*STORED DATA:*

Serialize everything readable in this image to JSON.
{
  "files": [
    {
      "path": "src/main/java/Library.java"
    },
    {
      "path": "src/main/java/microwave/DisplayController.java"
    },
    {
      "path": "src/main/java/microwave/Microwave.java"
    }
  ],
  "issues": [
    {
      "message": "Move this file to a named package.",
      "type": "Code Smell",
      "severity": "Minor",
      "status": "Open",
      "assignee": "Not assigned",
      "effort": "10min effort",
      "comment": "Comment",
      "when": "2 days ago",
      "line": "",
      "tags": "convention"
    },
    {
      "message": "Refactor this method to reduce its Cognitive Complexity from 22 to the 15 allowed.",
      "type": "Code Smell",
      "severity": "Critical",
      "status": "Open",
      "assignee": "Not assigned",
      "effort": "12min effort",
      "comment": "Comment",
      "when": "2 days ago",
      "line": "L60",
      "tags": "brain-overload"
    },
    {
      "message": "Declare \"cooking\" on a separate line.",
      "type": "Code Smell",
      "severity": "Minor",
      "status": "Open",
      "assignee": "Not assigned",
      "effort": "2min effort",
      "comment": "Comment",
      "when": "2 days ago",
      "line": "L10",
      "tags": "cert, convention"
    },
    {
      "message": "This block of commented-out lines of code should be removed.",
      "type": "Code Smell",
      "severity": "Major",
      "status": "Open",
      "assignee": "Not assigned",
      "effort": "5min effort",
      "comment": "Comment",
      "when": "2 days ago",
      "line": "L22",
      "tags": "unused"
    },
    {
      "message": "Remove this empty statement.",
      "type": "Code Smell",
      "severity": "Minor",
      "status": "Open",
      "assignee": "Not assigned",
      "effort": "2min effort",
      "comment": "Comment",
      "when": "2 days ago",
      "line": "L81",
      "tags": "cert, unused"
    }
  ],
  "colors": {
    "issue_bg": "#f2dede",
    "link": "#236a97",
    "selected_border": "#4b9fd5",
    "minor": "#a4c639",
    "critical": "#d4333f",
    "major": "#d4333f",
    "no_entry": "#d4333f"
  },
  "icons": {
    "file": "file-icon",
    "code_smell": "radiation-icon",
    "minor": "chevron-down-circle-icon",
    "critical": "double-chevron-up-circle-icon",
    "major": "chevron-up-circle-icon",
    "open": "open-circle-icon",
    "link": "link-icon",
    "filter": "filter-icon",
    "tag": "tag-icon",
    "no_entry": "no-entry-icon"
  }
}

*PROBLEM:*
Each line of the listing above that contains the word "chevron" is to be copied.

*WRITTEN SOLUTION:*
    "minor": "chevron-down-circle-icon",
    "critical": "double-chevron-up-circle-icon",
    "major": "chevron-up-circle-icon",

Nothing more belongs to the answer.